The atmosphere is heavy, foreboding, yet with an eerie sense of calm. Whatever theatre the weather gods are gearing up to play, they have a captive audience huddled in a little tin hut at the edge of the Hakatere. Sir Edmond Hillary and many others have born witness to similar scene, judging by the array of signatures on the walls of this hut.



I wouldn’t mind huddling down in this hut and watch the snow fall outside. I wouldn’t want to be out stumbling around in the tussocks blinded by a freezing wind. You can hear it, whistling through the valley, blowing smoky tendrils of cloud.

I can see Lake Heron straight ahead of me and behind me towers the Taylor Range. Today’s adventure saw us climbing up and over Clent Hills Saddle and sidling across scree slopes before descending into a field of giant spiky spear grass. Along the way we met Simon the Hunter and his little dog Nip who showed us a resting deer and a grazing chamois through his scope.

Poor Nadia rolled her ankle almost at the bottom so I carried her pack on my front and we all staggered the remaining 3km to Double Hut.


Victoria and Emilie are walking the Te Araroa over the 21/22 summer season. They are raising funds and telling stories about the mental health benefits of time spent in the wild places of NZ, as well as the importance of protecting those areas for future generations to enjoy.

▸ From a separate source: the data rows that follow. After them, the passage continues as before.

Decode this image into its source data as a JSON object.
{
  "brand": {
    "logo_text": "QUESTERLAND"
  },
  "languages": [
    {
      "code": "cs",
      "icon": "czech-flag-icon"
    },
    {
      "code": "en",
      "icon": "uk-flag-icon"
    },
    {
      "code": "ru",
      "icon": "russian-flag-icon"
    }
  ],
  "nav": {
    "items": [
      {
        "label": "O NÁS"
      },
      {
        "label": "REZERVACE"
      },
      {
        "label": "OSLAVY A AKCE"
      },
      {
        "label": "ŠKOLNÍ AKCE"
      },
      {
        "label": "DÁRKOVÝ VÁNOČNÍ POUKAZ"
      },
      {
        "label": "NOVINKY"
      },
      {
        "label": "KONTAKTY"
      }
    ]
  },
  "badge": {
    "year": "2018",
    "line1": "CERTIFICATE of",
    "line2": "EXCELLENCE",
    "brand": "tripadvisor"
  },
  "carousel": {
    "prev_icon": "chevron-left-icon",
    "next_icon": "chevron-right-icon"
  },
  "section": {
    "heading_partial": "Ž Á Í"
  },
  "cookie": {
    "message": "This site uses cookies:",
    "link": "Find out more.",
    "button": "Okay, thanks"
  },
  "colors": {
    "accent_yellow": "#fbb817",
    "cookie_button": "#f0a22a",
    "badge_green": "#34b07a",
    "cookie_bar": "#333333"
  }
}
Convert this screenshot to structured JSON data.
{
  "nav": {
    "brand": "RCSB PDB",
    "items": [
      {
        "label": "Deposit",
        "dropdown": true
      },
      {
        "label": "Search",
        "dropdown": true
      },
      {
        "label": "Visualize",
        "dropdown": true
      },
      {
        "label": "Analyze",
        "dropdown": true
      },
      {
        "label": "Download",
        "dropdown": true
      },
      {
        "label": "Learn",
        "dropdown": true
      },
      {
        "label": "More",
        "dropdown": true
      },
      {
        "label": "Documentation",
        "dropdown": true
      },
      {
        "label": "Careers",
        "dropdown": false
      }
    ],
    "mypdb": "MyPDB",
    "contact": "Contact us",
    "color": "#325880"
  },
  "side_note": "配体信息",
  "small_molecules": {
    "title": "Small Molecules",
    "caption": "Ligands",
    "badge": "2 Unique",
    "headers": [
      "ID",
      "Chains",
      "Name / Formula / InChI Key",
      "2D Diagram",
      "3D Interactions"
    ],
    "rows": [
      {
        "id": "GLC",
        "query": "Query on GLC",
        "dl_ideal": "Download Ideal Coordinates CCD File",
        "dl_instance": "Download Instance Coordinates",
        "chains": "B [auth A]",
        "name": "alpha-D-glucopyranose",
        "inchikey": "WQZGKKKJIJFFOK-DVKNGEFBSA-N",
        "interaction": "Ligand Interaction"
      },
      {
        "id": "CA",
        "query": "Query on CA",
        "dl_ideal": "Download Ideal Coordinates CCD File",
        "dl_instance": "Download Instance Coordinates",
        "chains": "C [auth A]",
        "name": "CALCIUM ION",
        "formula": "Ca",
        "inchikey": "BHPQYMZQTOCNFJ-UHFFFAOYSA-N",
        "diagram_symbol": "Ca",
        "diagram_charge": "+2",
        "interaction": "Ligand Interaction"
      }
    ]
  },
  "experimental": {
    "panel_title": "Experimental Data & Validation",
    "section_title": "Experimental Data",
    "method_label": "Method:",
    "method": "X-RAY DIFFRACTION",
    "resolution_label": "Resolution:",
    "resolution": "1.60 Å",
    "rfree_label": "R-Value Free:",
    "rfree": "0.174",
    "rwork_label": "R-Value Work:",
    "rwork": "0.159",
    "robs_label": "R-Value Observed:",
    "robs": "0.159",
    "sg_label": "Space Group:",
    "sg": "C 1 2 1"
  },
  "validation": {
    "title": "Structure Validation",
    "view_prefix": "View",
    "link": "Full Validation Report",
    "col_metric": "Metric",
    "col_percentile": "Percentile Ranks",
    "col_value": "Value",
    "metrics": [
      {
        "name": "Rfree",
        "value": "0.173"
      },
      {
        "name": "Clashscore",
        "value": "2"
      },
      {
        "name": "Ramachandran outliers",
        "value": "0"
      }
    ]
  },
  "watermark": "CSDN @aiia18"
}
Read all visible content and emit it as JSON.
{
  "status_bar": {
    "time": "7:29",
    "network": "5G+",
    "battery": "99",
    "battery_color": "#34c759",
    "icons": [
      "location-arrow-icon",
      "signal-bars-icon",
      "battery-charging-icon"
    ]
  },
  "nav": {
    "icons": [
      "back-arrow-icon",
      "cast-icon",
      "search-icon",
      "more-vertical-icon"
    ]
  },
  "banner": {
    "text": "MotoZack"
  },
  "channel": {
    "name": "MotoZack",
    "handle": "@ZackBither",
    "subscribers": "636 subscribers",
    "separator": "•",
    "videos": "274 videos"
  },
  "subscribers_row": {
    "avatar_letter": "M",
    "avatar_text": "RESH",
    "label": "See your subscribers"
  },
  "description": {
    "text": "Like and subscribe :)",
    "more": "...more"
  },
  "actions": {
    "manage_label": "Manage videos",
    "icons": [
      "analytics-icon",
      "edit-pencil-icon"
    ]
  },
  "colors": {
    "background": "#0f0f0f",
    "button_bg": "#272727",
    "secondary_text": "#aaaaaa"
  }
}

To see all their stories, visit and follow them @adventures_with_emilie on Instagram and Facebook.

90% of the funds raised are donated evenly between the Mental Health Foundation and the Federated Mountain Clubs of NZ Mountain & Forest Charitable Trust. 10% is going towards some of the expenses of walking the trail.

If you’d like to help them out, please donate via their give a little page.